The amount of light needed by each individual to see differs, and the use of sunglasses that are too dark can actually contribute to unnecessary distraction and falls. Many people with macular degeneration have not been prescribed specialized sunglasses by their eye doctors. This means that their vision is not being used to its greatest potential AND their eyes are not as protected as thy should be.

When in doubt, ask, right? To find out about lens options and tints available for your specific low vision situation, ask your eye care professional. Prescription sunwear is available in all different shapes, sizes, and fashions. If prescription sunwear is not for you, there are even sunglasses that you can fit over your regular eyeglasses.

Many people with macular degeneration have reduced color vision and reduced contrast vision. The use of yellow, amber, and brown lenses can improve contrast vision and make it easier to see, especially in bright light—natural light or light that comes from bulbs.

Light sensitivity is also prevalent in people with aging eye diseases, particularly macular degeneration. This is because the macular cells regulate how the eyes adapt to various lighting conditions. When the macular cells are damaged, being in bright sunlight can be uncomfortable. Eyeglass frames that block the light from the top, bottom, and sides will reduce the discomfort of the eyes. Low vision eye care specialists will often use a grey, plum, green, or blue lens to reduce the glare discomfort and some of these lenses may be coated with a mirror to reduce the amount of light that enters the eyes.

So, no matter how your vision has been affected, there is a sunwear option to fit your needs—and allow for more comfort in sunlight…or light of any kind.

May is Healthy Vision Month

Posted on: May 10th, 2013 by lowvision

Your eyes are the windows to your health. Did you know that your eye care professional—through an eye exam— can observe blood vessels that show whether or not someone has diabetes, high blood pressure or small blood clots, has heart disease, might have had a stroke, and even some signs of some types of cancer?

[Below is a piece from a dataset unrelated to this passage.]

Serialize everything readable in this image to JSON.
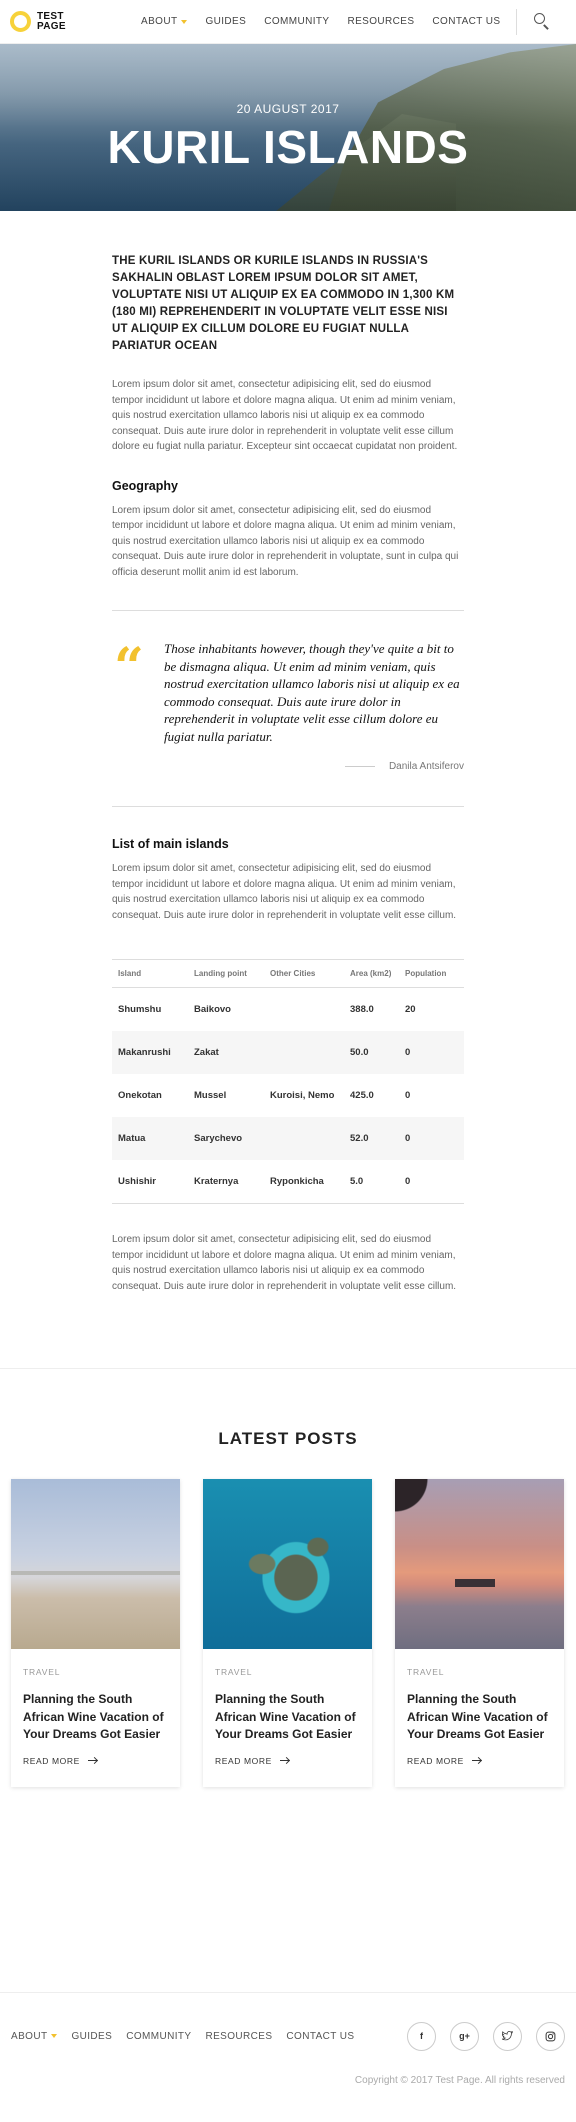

This is why a comprehensive eye exam is important when you discover changes in your vision. If you are over the age of 60, an eye exam can help to determine the cause of your low vision. Low vision is a big problem with little awareness—currently, more than 2.9 million Americans suffer from low vision; it is most prevalent in people age 60+.

Low vision is a condition often coupled with a diagnosis of an aging eye disease—such as age-related macular degeneration (AMD), diabetic retinopathy, glaucoma, retinitis pigmentosa, cataracts –or other systemic and neurological diseases. With early diagnosis and treatment, many cases of low vision can be tremendously slowed or stopped in their tracks.

Individuals, their family, and friends should take notice when any vision loss begins to interfere with activities of daily living (ADLs)—cooking, driving, recognizing faces. Or if these individuals stop participating in a hobby—reading, knitting, crosswords—that they once loved due to a lowered ability caused by progressive loss of vision.

Whatever the level of decline, individuals with low vision can be helped to make the most use of their remaining vision, which leads to improving their quality of life, increased socialization, and even prolonged life span through vision rehabilitation and use of low vision devices (hi tech magnifiers).

So take some time during the month of May to evaluate your vision. If you find that it is changing, schedule an eye exam—your health depends on it.

For more information on Healthy Vision Month, dilated eye exams, or the National Eye Institute, visit


Welcome to the launch of the Low Vision Blog

Posted on: December 11th, 2012 by lowvision

Welcome to our low vision blog! We hope to bring you accounts of people living with low vision, their strategies, coping mechanisms and success stories. Although low vision cannot be reversed, with healthy practices and conscious effort, living with low vision can be fulfilling and satisfying. You can regain independence and confidence that you may have lost with your diagnosis.

Enjoy this website! If you or someone you care for has a story about living with low vision, please share it with us.

Wishing you well,

Erin Hildreth
The Vision Council